Others interviewed neighbors they had never gotten to know well simply because that person was from a different culture.  All reported the experience was positive and made them realize how much many people had sacrificed in order for their children to have a better life in America.

Although I thought the brief mini-interview with a classmate and their writing a paragraph based on the interview was enough practice before their longer interview with an immigrant, I was wrong. Student reflections on the assignment indicated many found the task hard and/or discomfiting and were less than satisfied with their efforts.

The next time I do the project, I will invite an immigrant to visit our class, have the students prepare questions and participate in a press-conference-style interview. Students will take notes and turn in the notes and a brief article about the person.  We would use these as a basis for discussion before I sent them to do an interview alone.

I use this technique in my journalism class to help reporters become comfortable interviewing adults, and it seems to work well. This would add to the time the project would take, but I believe it would be worth it.

I would also establish a list of people I know who would be willing to be interviewed by students.  Some students were slow to find a person to interview, which resulted in hastily written articles.

On the day the papers were due, I asked students to get in their small groups and simply read and enjoy four or five papers before I graded them. The small groups then chose one or two papers to be read aloud to the whole class. I would definitely repeat this activity.

My students are all assigned to a regular small group that does many activities together during the year, so they are very comfortable with each other.  I also stressed that they were to praise what was good about each paper and discuss what they learned about the subject of the interview, not assess problems and errors in the writing.

Students were not always satisfied with their interviewing skills and their final articles.
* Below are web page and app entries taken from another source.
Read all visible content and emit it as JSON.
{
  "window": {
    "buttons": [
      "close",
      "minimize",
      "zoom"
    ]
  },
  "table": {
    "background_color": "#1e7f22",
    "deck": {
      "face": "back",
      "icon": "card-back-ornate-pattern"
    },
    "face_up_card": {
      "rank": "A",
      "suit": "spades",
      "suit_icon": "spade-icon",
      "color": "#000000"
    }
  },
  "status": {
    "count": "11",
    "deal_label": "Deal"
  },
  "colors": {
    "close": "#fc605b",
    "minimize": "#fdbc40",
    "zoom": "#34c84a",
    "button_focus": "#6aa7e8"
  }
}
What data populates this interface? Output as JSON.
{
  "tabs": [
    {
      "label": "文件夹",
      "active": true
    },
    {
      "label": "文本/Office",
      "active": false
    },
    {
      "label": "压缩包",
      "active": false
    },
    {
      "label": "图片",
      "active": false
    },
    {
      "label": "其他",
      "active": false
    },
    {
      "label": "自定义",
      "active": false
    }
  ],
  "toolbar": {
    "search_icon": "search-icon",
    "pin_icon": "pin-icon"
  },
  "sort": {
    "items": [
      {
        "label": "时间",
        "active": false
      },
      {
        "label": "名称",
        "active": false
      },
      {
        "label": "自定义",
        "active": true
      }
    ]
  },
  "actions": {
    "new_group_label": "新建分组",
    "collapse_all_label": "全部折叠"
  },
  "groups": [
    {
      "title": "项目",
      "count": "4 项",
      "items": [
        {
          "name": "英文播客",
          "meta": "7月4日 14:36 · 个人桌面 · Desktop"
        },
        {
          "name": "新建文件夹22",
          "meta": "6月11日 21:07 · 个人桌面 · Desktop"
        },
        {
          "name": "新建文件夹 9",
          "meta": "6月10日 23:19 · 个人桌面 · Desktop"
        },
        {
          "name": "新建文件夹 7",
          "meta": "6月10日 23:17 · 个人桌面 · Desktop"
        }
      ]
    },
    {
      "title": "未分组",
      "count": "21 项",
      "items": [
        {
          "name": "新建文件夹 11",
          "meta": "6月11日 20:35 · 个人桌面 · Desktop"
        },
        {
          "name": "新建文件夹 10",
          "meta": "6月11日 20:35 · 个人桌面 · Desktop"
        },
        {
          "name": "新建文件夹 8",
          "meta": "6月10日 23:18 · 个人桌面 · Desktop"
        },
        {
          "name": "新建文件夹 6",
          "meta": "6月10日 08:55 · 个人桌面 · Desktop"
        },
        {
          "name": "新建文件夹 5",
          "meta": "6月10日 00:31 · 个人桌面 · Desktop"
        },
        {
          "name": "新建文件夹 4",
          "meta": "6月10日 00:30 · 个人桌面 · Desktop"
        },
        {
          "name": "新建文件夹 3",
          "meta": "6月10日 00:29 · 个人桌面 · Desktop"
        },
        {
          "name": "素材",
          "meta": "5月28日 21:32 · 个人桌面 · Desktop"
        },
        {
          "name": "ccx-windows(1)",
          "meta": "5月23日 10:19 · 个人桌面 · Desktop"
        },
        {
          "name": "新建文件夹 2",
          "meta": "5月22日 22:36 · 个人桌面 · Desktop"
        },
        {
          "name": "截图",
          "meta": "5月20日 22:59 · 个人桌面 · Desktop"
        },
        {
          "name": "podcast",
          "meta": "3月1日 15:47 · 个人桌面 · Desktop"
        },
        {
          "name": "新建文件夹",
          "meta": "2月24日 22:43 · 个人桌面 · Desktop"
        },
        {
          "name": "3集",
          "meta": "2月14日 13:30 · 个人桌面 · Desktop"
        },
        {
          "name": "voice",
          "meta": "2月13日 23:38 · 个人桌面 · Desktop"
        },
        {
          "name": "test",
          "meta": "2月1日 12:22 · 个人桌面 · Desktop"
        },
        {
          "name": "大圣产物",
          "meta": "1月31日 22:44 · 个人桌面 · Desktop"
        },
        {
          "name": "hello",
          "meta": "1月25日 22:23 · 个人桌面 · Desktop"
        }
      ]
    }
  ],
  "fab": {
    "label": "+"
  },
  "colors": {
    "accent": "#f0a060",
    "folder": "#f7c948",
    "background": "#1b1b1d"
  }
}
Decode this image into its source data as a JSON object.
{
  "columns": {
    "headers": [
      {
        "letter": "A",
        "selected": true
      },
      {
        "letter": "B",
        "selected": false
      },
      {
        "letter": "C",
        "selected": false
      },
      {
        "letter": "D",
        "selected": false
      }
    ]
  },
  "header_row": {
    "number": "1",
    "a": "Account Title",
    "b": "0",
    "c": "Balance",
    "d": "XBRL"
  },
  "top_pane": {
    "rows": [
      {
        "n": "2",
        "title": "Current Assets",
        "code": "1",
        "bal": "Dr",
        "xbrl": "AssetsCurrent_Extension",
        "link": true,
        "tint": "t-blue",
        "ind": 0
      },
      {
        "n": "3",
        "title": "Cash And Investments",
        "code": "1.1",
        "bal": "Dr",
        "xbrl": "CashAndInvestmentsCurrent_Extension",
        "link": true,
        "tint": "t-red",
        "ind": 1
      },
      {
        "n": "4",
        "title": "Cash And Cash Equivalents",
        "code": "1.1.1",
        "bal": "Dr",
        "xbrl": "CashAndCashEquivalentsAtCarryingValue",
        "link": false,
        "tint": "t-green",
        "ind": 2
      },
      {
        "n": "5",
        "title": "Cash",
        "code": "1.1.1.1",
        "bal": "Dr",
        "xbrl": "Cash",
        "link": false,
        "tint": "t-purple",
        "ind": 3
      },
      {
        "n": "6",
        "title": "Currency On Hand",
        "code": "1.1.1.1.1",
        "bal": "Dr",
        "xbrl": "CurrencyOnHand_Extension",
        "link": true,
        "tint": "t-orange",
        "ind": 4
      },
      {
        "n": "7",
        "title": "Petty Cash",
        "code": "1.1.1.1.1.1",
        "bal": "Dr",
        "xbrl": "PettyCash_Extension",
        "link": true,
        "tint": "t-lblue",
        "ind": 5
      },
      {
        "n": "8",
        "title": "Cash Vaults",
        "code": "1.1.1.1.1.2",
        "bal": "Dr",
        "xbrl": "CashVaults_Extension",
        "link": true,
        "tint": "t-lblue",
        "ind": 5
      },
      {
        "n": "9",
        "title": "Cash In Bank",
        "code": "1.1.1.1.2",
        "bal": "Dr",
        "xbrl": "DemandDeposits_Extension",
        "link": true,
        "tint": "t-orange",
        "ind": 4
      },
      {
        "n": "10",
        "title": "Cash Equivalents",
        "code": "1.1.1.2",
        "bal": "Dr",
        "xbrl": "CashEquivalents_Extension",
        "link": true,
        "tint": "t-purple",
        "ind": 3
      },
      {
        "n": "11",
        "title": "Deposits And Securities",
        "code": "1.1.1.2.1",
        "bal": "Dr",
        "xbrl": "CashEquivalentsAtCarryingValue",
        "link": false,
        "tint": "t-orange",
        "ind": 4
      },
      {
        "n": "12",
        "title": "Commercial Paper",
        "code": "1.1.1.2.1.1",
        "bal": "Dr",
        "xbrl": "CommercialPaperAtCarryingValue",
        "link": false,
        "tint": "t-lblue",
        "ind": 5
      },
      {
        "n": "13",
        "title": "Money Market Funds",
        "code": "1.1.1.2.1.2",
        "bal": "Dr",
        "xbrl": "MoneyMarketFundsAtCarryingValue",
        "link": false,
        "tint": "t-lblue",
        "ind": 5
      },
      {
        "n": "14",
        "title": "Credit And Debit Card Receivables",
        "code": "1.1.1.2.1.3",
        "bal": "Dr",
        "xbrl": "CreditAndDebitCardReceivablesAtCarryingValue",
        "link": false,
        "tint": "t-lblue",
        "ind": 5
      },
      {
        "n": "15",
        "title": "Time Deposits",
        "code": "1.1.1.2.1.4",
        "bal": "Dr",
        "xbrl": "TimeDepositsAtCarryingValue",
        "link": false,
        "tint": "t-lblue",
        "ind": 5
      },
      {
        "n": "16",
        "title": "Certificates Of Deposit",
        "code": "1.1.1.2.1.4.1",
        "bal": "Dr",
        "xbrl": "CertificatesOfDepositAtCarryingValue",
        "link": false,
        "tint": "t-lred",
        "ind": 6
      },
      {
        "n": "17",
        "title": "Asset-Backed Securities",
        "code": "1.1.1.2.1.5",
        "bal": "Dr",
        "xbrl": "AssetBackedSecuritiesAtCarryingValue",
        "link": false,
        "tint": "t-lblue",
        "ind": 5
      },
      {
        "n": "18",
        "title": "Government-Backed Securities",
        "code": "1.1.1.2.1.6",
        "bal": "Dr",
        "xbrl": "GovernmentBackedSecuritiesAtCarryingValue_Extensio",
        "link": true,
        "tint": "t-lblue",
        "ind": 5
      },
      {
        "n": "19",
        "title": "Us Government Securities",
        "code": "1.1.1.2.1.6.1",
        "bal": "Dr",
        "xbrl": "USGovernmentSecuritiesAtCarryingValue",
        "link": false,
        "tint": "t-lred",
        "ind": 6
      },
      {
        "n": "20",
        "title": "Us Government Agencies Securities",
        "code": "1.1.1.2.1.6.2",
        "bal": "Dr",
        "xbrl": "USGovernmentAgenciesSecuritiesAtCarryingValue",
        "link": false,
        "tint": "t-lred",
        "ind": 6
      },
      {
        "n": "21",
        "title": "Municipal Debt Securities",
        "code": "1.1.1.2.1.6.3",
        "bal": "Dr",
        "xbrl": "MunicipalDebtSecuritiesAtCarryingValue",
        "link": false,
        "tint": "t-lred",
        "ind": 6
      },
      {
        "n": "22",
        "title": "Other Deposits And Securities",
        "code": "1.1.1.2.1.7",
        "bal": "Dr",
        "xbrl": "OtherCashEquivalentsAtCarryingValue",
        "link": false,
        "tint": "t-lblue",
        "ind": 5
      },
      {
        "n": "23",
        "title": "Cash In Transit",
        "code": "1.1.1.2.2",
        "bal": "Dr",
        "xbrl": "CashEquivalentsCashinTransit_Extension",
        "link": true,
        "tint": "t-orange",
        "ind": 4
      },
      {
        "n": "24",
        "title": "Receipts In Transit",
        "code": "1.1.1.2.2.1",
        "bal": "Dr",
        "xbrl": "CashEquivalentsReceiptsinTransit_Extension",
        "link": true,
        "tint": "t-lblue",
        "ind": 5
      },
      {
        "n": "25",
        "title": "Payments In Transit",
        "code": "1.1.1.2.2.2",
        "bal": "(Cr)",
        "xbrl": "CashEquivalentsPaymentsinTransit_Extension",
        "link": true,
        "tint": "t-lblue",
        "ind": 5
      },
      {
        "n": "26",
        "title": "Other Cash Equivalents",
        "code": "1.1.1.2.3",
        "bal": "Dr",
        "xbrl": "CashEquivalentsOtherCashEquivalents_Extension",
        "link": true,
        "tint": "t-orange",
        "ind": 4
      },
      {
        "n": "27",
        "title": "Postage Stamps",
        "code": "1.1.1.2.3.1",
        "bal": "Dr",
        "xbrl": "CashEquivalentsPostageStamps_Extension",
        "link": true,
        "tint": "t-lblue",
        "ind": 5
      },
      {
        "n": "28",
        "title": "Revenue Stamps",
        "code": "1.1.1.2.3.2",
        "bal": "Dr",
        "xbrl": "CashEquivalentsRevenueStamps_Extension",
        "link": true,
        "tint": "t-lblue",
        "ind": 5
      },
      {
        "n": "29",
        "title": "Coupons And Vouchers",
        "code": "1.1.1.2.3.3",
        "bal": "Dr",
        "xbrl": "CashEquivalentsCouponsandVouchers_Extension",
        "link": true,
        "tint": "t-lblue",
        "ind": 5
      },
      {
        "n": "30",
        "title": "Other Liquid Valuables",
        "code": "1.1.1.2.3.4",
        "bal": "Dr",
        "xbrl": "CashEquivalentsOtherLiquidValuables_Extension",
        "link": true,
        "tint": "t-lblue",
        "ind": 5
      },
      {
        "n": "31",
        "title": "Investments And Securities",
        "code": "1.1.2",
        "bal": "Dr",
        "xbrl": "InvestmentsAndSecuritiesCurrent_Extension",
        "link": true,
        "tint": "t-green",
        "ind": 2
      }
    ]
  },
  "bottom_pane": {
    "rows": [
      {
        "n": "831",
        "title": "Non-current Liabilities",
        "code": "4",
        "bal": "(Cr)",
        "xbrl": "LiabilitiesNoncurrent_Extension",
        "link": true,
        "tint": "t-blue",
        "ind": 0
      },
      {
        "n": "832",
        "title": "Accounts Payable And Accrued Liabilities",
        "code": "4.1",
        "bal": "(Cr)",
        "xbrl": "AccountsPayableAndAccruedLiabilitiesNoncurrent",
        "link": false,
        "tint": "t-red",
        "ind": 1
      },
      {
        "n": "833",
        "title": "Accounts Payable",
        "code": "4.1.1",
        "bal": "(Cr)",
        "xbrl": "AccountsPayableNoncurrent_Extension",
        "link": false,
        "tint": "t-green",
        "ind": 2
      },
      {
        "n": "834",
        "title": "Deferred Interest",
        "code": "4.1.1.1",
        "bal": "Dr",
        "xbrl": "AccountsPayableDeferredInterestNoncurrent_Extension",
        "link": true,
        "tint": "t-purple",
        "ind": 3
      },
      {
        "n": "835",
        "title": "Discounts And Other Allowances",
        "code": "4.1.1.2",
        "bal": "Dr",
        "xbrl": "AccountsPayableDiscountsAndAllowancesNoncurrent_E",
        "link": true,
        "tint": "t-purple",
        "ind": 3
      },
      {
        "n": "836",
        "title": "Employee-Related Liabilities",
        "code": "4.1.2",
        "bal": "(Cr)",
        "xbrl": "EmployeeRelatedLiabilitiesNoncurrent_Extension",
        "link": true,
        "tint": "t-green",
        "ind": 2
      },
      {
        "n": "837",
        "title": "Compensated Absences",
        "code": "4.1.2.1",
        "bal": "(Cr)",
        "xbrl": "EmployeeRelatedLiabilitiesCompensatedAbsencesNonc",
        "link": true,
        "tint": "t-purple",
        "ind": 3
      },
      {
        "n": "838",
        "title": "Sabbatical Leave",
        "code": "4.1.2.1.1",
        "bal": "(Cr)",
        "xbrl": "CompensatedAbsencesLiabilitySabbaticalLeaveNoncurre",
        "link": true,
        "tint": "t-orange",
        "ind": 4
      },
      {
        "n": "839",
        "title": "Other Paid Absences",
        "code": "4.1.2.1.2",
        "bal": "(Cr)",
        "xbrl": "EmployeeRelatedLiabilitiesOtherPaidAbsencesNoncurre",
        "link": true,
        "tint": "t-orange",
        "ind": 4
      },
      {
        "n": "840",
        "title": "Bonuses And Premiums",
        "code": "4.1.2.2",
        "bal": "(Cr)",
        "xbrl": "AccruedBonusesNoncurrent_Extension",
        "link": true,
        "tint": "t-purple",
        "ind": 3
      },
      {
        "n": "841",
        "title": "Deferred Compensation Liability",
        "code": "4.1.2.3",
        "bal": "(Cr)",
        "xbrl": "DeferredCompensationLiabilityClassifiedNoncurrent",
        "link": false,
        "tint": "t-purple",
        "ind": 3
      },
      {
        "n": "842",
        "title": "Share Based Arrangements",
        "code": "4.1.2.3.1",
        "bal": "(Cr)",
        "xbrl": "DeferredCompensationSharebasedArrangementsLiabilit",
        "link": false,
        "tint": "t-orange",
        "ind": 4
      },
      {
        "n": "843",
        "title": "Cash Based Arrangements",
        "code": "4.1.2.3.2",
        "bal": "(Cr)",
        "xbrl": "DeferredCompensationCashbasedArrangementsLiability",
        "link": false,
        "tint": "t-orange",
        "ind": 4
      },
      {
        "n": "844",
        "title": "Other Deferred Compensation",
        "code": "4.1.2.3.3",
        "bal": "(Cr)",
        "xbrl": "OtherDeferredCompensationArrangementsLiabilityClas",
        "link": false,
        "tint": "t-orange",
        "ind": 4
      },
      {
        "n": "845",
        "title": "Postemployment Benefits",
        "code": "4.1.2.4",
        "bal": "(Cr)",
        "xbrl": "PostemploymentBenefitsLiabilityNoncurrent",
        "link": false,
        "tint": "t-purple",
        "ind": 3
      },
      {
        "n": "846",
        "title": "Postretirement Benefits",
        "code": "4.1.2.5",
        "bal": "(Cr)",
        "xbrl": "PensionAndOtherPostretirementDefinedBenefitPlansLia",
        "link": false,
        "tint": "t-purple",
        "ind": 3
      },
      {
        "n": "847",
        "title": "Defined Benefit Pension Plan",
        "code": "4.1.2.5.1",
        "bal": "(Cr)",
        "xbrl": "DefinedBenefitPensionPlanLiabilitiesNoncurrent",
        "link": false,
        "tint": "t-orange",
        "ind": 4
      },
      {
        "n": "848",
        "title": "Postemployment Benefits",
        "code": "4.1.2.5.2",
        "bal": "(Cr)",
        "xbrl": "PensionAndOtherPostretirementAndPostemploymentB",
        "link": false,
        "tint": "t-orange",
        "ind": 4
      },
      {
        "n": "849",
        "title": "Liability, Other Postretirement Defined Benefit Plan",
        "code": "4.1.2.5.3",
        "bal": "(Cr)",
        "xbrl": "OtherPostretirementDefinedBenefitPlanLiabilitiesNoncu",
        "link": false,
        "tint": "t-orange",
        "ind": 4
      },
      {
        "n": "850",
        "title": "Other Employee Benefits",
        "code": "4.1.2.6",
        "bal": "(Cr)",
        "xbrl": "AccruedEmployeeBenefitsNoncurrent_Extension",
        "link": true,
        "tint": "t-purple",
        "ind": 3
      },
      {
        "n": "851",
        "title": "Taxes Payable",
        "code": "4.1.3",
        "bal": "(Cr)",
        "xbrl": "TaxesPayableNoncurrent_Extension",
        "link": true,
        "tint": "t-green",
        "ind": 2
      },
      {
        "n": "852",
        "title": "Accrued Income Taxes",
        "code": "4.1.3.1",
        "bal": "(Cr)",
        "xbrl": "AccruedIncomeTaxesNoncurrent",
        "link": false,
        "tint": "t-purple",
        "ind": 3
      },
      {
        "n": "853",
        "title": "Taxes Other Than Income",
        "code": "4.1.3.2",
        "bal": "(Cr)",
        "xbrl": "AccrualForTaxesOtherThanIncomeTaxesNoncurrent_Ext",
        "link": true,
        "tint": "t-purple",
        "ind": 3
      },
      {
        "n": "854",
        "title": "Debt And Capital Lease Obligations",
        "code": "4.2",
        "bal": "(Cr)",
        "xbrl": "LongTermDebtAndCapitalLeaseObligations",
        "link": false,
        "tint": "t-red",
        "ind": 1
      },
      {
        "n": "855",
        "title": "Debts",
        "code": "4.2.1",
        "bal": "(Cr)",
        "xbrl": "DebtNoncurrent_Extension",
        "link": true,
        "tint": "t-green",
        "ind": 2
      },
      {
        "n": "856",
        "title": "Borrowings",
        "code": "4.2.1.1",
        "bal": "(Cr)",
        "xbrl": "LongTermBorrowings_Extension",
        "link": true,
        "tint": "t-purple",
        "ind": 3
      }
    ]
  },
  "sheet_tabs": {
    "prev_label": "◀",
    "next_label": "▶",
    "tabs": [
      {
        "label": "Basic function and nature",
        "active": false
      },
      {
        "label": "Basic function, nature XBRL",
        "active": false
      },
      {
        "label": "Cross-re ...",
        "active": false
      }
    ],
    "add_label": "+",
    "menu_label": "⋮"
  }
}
However, they felt that stretching themselves beyond their comfort zone had taught them much about the person, another culture, and the skills one must have in order to conduct a successful interview.       

Curricular Crossing

-- The use of an interview to spur student writing and community engagement is a fundamental approach of many of the KCAC teachers featured in this volume.  The approach outlined here—interviewing a stranger—is particularly valuable for older students who gain not only knowledge and writing skills but also the skill of approaching unknown adults and interacting with them.

-- This approach can spark student activism and the recovery of community history (see Peggy Corbett’s lesson); it can lead to a deeper understanding and appreciation of a sense of place (see Judy Bebelaar’s lesson), or it can lead to a critical inquiry of a particular institution and its role within the larger identity of the community (see Bonnie Webb’s lesson).

-- Other assignments—particularly those geared for elementary and middle-school students—are better directed at family members.  Recovery of personal or family histories can lead to a deeper understanding of a broader historical moment.  For example, students can interview their parents about what it was like to live during the Cold War, the Vietnam War, or during the Sexual Revolution, or Watergate. 

-- The interview need not be situated in a broader historical context.  The community investigated might very well be the family.  Sharon Bishop’s lesson in the volume centers on a student interviewing a parent or other adult about his or her courtship.  The information collected and the writing encouraged by such a personal topic is perhaps the most valuable recovery a student can do.




Home | Curricular Program | Thematic Content
Classroom Resources | Community Projects | Who We Are


© 0-1KCAC
No materials on this website should be copied or distributed
(except for classroom use) without written permissions from KCAC.
Questions? Comments? Contact KSU webmaster Jim Cope.


a project funded in part by the National Endowment for the Humanities